By the time of menopause―often around age 50―many women discover they have reduced bone density due to a condition called osteoporosis, causing bones to become weak and brittle and more prone to fractures.
Ahead of World Osteoporosis Day that falls on Oct. 20, here's a roundup of some recommendations on how to reduce the risk and keep bones healthy.
GET MOVING DURING CHILDHOOD
Increased exercise―at least three and a half hours per week―for young children, during growth but before puberty, can help boost bone density according to recent research. Sports with a high osteogenic (bone-building) effect include football, basketball and handball, when practiced young.
Playing these team sports at an early age guarantees greater accumulation of bone mass in comparison with low osteogenic-effect sports such as swimming.

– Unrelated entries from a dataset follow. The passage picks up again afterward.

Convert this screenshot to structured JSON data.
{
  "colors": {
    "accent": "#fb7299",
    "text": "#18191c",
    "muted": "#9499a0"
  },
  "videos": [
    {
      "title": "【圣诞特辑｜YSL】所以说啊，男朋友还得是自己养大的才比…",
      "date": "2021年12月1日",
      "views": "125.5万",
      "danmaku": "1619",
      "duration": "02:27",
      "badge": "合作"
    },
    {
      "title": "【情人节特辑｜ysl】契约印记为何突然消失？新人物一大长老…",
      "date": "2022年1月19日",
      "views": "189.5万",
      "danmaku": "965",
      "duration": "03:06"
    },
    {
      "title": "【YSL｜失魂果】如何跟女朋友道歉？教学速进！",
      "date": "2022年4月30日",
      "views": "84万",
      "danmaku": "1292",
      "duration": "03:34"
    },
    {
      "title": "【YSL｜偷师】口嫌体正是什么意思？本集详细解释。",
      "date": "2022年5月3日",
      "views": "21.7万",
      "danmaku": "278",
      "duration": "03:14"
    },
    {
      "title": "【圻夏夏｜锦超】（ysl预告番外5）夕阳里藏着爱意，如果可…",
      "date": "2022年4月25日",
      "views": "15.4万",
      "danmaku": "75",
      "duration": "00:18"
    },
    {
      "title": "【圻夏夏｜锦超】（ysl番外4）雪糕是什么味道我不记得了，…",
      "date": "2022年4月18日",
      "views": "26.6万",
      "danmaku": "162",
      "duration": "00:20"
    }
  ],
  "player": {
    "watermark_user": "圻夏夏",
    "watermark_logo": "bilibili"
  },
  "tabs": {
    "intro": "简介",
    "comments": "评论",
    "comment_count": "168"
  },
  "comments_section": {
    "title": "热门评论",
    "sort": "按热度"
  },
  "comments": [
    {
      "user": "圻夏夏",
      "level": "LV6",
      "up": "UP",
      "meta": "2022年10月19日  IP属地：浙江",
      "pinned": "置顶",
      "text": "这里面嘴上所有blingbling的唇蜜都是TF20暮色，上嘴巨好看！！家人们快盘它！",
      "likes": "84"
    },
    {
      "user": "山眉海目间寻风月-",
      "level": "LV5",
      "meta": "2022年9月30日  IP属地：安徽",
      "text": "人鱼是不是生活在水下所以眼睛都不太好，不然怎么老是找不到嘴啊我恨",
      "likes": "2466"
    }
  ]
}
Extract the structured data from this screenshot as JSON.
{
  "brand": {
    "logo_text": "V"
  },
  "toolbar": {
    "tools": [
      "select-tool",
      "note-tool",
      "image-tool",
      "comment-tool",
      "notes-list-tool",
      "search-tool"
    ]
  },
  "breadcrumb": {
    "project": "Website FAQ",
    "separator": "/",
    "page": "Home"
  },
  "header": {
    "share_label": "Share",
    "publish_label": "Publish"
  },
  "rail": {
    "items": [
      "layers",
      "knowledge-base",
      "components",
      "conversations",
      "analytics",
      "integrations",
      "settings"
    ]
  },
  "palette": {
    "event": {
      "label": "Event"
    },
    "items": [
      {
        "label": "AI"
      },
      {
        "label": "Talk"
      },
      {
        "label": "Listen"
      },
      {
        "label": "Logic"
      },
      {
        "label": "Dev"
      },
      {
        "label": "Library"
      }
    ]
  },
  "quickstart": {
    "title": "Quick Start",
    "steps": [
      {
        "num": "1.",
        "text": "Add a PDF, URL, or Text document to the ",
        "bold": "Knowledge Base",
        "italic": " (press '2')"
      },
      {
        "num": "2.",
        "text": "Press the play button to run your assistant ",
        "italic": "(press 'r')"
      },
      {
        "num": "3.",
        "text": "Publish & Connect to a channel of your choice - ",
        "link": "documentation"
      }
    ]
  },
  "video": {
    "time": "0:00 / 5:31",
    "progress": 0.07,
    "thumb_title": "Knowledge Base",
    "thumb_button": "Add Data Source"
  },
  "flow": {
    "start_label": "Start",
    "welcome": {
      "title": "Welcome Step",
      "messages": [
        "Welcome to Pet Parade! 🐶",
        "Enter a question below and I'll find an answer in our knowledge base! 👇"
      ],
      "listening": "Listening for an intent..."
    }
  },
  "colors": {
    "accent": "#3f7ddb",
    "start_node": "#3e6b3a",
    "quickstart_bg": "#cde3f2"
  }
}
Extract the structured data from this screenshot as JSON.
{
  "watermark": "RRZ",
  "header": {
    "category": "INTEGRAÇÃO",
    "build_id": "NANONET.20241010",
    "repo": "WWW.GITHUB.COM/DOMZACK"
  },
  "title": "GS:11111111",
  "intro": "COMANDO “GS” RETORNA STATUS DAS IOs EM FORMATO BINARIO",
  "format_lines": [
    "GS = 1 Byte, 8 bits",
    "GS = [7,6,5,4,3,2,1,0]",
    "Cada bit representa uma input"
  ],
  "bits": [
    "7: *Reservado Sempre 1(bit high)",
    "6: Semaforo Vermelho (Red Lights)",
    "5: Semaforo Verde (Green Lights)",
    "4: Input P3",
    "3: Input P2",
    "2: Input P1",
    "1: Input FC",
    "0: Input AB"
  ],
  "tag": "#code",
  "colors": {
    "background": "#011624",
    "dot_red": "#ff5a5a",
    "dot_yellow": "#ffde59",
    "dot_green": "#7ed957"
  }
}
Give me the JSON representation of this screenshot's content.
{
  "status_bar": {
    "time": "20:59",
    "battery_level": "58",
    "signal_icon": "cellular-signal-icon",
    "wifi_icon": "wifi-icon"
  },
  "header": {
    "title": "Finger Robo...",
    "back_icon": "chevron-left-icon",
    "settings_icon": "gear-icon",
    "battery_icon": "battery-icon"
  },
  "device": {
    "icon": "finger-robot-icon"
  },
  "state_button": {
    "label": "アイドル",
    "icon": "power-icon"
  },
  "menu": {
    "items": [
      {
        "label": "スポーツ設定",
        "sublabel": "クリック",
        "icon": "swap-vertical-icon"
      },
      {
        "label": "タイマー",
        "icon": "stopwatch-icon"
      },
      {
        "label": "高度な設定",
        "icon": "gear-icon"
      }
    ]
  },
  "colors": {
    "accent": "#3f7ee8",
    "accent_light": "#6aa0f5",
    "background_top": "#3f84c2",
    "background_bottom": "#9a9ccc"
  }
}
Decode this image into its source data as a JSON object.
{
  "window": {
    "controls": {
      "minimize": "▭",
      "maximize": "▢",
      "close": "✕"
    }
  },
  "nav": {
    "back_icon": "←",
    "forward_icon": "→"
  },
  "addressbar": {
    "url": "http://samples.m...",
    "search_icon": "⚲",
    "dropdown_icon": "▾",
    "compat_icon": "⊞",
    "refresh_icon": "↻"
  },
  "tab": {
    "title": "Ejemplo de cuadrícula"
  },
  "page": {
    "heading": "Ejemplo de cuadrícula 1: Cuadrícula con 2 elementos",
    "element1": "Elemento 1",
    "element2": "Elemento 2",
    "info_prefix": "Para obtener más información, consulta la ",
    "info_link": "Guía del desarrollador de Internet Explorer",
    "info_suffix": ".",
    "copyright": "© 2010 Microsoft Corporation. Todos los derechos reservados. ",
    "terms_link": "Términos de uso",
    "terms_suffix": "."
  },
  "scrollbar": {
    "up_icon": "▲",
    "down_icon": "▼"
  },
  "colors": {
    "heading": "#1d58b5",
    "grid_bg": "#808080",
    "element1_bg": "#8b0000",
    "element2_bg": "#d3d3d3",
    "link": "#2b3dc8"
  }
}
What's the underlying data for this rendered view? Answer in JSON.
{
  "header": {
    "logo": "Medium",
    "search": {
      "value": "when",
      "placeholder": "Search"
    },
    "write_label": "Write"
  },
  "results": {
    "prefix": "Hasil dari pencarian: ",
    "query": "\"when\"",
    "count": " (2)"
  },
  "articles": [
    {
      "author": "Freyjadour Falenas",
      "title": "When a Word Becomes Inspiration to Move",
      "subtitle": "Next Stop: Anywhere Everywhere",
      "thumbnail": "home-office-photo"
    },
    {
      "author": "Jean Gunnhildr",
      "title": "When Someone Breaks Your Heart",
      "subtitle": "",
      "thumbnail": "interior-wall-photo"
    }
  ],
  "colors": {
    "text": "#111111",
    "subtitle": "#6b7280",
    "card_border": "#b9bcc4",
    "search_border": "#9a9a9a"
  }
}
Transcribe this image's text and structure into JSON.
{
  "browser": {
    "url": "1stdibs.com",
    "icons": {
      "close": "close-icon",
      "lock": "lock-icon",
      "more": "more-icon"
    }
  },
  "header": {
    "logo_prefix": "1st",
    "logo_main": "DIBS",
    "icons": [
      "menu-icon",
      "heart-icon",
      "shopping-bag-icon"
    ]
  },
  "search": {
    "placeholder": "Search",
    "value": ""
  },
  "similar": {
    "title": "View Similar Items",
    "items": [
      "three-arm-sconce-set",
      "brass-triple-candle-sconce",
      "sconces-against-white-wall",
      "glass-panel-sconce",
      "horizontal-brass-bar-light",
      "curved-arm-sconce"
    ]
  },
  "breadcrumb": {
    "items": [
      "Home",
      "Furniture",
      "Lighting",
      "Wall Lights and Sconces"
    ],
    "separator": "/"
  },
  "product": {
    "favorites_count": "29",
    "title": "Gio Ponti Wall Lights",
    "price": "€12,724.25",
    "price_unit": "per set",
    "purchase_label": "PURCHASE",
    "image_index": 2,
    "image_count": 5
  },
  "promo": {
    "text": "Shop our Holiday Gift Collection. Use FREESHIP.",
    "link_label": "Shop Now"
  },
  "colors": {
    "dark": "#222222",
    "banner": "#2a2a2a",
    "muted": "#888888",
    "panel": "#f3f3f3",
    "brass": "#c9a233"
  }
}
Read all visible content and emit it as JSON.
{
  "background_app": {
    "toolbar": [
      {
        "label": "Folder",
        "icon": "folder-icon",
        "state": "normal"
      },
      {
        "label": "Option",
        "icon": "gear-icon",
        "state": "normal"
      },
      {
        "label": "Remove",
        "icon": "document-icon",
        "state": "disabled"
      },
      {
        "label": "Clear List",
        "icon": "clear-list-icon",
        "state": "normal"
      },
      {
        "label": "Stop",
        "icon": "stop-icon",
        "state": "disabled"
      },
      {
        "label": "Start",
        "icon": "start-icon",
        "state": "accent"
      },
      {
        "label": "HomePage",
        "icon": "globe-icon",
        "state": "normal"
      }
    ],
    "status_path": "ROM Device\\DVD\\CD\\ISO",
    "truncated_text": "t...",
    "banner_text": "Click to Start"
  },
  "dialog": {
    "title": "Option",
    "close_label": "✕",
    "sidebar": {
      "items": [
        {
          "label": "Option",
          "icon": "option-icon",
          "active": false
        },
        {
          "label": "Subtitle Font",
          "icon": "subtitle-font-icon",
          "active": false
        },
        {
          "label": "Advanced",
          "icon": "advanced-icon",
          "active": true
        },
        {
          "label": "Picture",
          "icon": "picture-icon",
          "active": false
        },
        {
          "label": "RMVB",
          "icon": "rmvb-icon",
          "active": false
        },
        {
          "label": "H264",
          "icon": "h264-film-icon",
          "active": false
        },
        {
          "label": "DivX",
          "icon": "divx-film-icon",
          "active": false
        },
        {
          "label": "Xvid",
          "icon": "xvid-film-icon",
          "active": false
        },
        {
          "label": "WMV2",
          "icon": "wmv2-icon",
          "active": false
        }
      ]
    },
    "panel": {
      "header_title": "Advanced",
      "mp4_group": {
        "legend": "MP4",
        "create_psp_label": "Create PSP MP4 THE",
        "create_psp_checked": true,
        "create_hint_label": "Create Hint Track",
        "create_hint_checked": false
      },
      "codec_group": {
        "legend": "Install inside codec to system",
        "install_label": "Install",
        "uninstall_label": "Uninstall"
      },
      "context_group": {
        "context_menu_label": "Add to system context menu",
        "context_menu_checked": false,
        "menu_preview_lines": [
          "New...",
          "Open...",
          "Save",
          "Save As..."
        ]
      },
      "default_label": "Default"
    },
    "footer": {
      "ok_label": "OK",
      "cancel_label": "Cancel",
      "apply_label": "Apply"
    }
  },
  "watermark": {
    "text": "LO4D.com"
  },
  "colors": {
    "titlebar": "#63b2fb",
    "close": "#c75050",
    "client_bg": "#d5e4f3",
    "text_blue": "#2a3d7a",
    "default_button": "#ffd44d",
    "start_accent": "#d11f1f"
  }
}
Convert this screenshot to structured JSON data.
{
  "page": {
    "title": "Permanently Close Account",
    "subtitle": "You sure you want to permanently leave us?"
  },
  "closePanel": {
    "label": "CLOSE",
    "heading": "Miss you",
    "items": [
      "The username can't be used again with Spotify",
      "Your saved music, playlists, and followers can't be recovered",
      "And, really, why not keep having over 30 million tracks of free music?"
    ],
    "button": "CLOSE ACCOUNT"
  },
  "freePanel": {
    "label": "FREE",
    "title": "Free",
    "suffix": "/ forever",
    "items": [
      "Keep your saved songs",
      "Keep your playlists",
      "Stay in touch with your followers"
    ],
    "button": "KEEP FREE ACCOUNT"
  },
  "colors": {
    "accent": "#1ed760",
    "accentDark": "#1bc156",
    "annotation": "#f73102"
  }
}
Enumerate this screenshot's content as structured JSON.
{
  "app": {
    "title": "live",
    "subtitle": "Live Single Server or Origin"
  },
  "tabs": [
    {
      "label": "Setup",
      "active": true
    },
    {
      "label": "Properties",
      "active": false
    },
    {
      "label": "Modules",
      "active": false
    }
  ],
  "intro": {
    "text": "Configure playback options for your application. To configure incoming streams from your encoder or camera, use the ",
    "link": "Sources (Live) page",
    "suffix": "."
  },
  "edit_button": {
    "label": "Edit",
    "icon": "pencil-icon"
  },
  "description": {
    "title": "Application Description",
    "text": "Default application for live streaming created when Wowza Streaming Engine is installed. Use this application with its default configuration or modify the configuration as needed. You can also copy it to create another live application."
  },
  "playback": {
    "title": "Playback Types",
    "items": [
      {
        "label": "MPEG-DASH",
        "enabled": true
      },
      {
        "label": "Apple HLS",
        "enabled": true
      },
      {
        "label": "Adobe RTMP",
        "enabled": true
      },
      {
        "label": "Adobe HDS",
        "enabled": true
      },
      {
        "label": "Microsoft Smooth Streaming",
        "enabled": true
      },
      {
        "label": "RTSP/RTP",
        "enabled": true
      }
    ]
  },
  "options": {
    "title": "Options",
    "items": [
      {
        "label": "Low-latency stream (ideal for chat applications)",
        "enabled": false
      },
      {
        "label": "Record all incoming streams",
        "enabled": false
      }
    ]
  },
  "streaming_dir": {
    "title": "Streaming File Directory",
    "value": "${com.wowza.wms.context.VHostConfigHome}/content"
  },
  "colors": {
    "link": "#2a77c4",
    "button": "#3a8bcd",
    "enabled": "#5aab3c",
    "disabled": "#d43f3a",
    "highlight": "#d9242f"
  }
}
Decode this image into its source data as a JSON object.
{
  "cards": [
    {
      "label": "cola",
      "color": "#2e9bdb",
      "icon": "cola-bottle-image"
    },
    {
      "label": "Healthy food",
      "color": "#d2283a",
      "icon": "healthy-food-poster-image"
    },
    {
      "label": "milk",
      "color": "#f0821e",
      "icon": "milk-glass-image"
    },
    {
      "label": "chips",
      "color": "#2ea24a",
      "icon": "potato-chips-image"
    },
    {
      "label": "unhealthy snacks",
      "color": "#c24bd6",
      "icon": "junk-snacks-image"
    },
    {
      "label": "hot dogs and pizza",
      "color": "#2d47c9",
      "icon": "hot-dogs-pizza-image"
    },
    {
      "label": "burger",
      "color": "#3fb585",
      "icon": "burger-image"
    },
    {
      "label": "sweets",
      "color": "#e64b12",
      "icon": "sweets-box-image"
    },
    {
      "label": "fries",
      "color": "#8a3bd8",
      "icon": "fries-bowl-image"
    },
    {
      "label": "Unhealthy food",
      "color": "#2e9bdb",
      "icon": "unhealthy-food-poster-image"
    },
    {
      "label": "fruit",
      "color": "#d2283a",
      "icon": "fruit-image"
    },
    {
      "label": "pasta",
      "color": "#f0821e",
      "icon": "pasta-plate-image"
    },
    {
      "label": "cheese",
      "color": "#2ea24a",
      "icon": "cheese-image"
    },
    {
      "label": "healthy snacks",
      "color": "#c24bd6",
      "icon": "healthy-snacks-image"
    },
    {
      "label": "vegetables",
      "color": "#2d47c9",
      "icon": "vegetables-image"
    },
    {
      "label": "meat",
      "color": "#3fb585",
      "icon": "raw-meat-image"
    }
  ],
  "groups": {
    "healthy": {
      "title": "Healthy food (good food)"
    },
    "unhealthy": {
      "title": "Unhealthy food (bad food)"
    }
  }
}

Moreover, low bone strength appears to be less of a problem for children who get moving or start walking early, according to a British study published in May 2016.
AN ANTI-INFLAMMATORY DIET
According to research published in January 2017 in the Journal of Bone and Mineral Research, women who scored highly on the dietary inflammatory index (DII), a measure of the inflammatory potential of diet, had twice the risk of hip fracture than those eating diets with lower inflammatory potential.
A Mediterranean diet―rich in fruit, vegetables, fish, omega-3 and wholegrain cereals―may therefore be of interest. Plus, vitamin D (sardines, mackerel, calf's liver, eggs, cod liver oil) is essential for building and regenerating bone.
CALCIUM, VITAMIN D AND EXERCISE AFTER MENOPAUSE
Whether a preventative measure or after a fracture, it's important to ensure sufficient calcium intake after menopause by eating foods such as yogurt and cheese, as well as fruit and vegetables like broccoli, spinach, and dried fruit and nuts (walnuts, almonds, dried figs).
It's also important to keep an eye on sun exposure to help maintain vitamin D levels. Beware of drinking too much coffee or alcohol too. While up to two glasses of red wine can be beneficial for osteoporosis, three can make the condition worse.
When it comes to exercise for preventing the loss of bone mass, walking is a very good compromise for women needing to avoid impact sports but still seeking a cardiovascular workout. Head out for a longer, hour-long walk at the weekend and keep the pace brisk.
Or try hiking with nordic walking sticks, for example, to get the upper body and arms moving too.
What's more, hopping carefully for two minutes a day could strengthen the hip bones in older people, helping to reduce the risk of fracture in the event of a fall, according to research from the National Center for Sport and Exercise Medicine (NCSEM) at Loughborough University in the UK.